## REQUIREMENT:
Each record should be given back exactly, with none missing.

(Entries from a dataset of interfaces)
_ _ _ _ _ _ _
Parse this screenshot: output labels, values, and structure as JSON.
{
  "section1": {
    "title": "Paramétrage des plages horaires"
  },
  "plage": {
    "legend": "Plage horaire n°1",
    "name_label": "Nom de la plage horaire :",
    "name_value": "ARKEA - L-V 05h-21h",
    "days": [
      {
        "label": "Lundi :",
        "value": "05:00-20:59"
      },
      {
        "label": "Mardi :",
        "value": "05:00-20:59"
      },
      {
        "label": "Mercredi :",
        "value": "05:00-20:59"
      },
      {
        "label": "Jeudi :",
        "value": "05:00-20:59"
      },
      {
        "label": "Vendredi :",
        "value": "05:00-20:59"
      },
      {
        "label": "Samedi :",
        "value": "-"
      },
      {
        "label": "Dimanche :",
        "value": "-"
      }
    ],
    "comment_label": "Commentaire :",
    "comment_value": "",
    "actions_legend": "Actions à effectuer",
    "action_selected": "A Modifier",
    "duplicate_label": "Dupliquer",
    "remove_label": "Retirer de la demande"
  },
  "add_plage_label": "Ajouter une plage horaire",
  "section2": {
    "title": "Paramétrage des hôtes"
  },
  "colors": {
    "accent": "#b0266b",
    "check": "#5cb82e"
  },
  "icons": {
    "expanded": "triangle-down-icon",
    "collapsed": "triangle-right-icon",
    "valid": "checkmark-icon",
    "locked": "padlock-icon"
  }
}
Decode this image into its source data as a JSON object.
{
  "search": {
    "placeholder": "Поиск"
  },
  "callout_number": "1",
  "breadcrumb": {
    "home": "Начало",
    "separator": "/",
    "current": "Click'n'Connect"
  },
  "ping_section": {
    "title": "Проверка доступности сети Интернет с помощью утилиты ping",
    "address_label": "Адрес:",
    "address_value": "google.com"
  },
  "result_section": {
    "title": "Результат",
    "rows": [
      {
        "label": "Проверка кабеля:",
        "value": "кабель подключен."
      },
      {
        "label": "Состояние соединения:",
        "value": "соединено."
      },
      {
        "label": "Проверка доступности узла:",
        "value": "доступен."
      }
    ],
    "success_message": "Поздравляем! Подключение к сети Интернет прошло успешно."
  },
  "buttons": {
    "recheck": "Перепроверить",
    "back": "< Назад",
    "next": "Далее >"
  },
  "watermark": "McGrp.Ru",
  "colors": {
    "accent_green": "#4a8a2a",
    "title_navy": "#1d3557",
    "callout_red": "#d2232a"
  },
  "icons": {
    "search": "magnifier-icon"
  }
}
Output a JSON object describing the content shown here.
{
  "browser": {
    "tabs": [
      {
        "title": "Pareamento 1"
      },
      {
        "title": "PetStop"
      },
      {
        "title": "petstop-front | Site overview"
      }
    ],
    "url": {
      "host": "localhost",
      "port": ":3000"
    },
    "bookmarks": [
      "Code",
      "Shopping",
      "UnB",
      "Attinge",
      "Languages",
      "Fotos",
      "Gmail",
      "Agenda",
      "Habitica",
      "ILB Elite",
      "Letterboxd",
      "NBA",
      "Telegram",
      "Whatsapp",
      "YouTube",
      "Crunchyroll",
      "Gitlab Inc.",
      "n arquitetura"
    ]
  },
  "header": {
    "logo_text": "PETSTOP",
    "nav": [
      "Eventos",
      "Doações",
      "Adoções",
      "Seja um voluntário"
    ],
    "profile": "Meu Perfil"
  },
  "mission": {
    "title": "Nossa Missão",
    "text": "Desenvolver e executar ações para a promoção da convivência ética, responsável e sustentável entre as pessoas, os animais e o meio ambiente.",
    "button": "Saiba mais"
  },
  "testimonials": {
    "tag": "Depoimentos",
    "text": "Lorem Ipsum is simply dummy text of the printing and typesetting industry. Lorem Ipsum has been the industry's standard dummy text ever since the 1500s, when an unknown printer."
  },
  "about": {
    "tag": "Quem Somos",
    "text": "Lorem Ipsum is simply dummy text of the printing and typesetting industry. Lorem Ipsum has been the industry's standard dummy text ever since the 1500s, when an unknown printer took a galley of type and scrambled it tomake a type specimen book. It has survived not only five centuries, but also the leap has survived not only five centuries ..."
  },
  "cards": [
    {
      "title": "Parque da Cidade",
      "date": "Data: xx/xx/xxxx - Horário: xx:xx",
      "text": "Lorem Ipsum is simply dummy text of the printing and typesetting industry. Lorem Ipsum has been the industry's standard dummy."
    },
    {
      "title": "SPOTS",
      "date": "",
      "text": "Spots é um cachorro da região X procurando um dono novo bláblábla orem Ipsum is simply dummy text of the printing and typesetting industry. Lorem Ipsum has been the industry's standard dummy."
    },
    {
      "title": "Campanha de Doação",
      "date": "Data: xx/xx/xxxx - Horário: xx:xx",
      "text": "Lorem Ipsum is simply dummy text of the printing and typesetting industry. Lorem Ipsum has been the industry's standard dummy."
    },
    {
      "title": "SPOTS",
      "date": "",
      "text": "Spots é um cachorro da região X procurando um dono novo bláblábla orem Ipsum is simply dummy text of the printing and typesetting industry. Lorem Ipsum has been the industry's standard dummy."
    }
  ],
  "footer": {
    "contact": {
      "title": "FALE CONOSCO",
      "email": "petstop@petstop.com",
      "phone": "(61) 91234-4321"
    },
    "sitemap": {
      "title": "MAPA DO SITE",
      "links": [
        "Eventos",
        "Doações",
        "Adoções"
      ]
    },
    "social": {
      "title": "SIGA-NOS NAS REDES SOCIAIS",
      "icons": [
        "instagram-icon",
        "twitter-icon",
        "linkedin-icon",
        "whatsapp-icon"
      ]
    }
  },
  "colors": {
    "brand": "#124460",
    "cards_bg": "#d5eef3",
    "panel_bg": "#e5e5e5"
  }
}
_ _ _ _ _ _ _
## TASK RESPONSE:
Parse this screenshot: output labels, values, and structure as JSON.
{
  "section1": {
    "title": "Paramétrage des plages horaires"
  },
  "plage": {
    "legend": "Plage horaire n°1",
    "name_label": "Nom de la plage horaire :",
    "name_value": "ARKEA - L-V 05h-21h",
    "days": [
      {
        "label": "Lundi :",
        "value": "05:00-20:59"
      },
      {
        "label": "Mardi :",
        "value": "05:00-20:59"
      },
      {
        "label": "Mercredi :",
        "value": "05:00-20:59"
      },
      {
        "label": "Jeudi :",
        "value": "05:00-20:59"
      },
      {
        "label": "Vendredi :",
        "value": "05:00-20:59"
      },
      {
        "label": "Samedi :",
        "value": "-"
      },
      {
        "label": "Dimanche :",
        "value": "-"
      }
    ],
    "comment_label": "Commentaire :",
    "comment_value": "",
    "actions_legend": "Actions à effectuer",
    "action_selected": "A Modifier",
    "duplicate_label": "Dupliquer",
    "remove_label": "Retirer de la demande"
  },
  "add_plage_label": "Ajouter une plage horaire",
  "section2": {
    "title": "Paramétrage des hôtes"
  },
  "colors": {
    "accent": "#b0266b",
    "check": "#5cb82e"
  },
  "icons": {
    "expanded": "triangle-down-icon",
    "collapsed": "triangle-right-icon",
    "valid": "checkmark-icon",
    "locked": "padlock-icon"
  }
}
Decode this image into its source data as a JSON object.
{
  "search": {
    "placeholder": "Поиск"
  },
  "callout_number": "1",
  "breadcrumb": {
    "home": "Начало",
    "separator": "/",
    "current": "Click'n'Connect"
  },
  "ping_section": {
    "title": "Проверка доступности сети Интернет с помощью утилиты ping",
    "address_label": "Адрес:",
    "address_value": "google.com"
  },
  "result_section": {
    "title": "Результат",
    "rows": [
      {
        "label": "Проверка кабеля:",
        "value": "кабель подключен."
      },
      {
        "label": "Состояние соединения:",
        "value": "соединено."
      },
      {
        "label": "Проверка доступности узла:",
        "value": "доступен."
      }
    ],
    "success_message": "Поздравляем! Подключение к сети Интернет прошло успешно."
  },
  "buttons": {
    "recheck": "Перепроверить",
    "back": "< Назад",
    "next": "Далее >"
  },
  "watermark": "McGrp.Ru",
  "colors": {
    "accent_green": "#4a8a2a",
    "title_navy": "#1d3557",
    "callout_red": "#d2232a"
  },
  "icons": {
    "search": "magnifier-icon"
  }
}
Output a JSON object describing the content shown here.
{
  "browser": {
    "tabs": [
      {
        "title": "Pareamento 1"
      },
      {
        "title": "PetStop"
      },
      {
        "title": "petstop-front | Site overview"
      }
    ],
    "url": {
      "host": "localhost",
      "port": ":3000"
    },
    "bookmarks": [
      "Code",
      "Shopping",
      "UnB",
      "Attinge",
      "Languages",
      "Fotos",
      "Gmail",
      "Agenda",
      "Habitica",
      "ILB Elite",
      "Letterboxd",
      "NBA",
      "Telegram",
      "Whatsapp",
      "YouTube",
      "Crunchyroll",
      "Gitlab Inc.",
      "n arquitetura"
    ]
  },
  "header": {
    "logo_text": "PETSTOP",
    "nav": [
      "Eventos",
      "Doações",
      "Adoções",
      "Seja um voluntário"
    ],
    "profile": "Meu Perfil"
  },
  "mission": {
    "title": "Nossa Missão",
    "text": "Desenvolver e executar ações para a promoção da convivência ética, responsável e sustentável entre as pessoas, os animais e o meio ambiente.",
    "button": "Saiba mais"
  },
  "testimonials": {
    "tag": "Depoimentos",
    "text": "Lorem Ipsum is simply dummy text of the printing and typesetting industry. Lorem Ipsum has been the industry's standard dummy text ever since the 1500s, when an unknown printer."
  },
  "about": {
    "tag": "Quem Somos",
    "text": "Lorem Ipsum is simply dummy text of the printing and typesetting industry. Lorem Ipsum has been the industry's standard dummy text ever since the 1500s, when an unknown printer took a galley of type and scrambled it tomake a type specimen book. It has survived not only five centuries, but also the leap has survived not only five centuries ..."
  },
  "cards": [
    {
      "title": "Parque da Cidade",
      "date": "Data: xx/xx/xxxx - Horário: xx:xx",
      "text": "Lorem Ipsum is simply dummy text of the printing and typesetting industry. Lorem Ipsum has been the industry's standard dummy."
    },
    {
      "title": "SPOTS",
      "date": "",
      "text": "Spots é um cachorro da região X procurando um dono novo bláblábla orem Ipsum is simply dummy text of the printing and typesetting industry. Lorem Ipsum has been the industry's standard dummy."
    },
    {
      "title": "Campanha de Doação",
      "date": "Data: xx/xx/xxxx - Horário: xx:xx",
      "text": "Lorem Ipsum is simply dummy text of the printing and typesetting industry. Lorem Ipsum has been the industry's standard dummy."
    },
    {
      "title": "SPOTS",
      "date": "",
      "text": "Spots é um cachorro da região X procurando um dono novo bláblábla orem Ipsum is simply dummy text of the printing and typesetting industry. Lorem Ipsum has been the industry's standard dummy."
    }
  ],
  "footer": {
    "contact": {
      "title": "FALE CONOSCO",
      "email": "petstop@petstop.com",
      "phone": "(61) 91234-4321"
    },
    "sitemap": {
      "title": "MAPA DO SITE",
      "links": [
        "Eventos",
        "Doações",
        "Adoções"
      ]
    },
    "social": {
      "title": "SIGA-NOS NAS REDES SOCIAIS",
      "icons": [
        "instagram-icon",
        "twitter-icon",
        "linkedin-icon",
        "whatsapp-icon"
      ]
    }
  },
  "colors": {
    "brand": "#124460",
    "cards_bg": "#d5eef3",
    "panel_bg": "#e5e5e5"
  }
}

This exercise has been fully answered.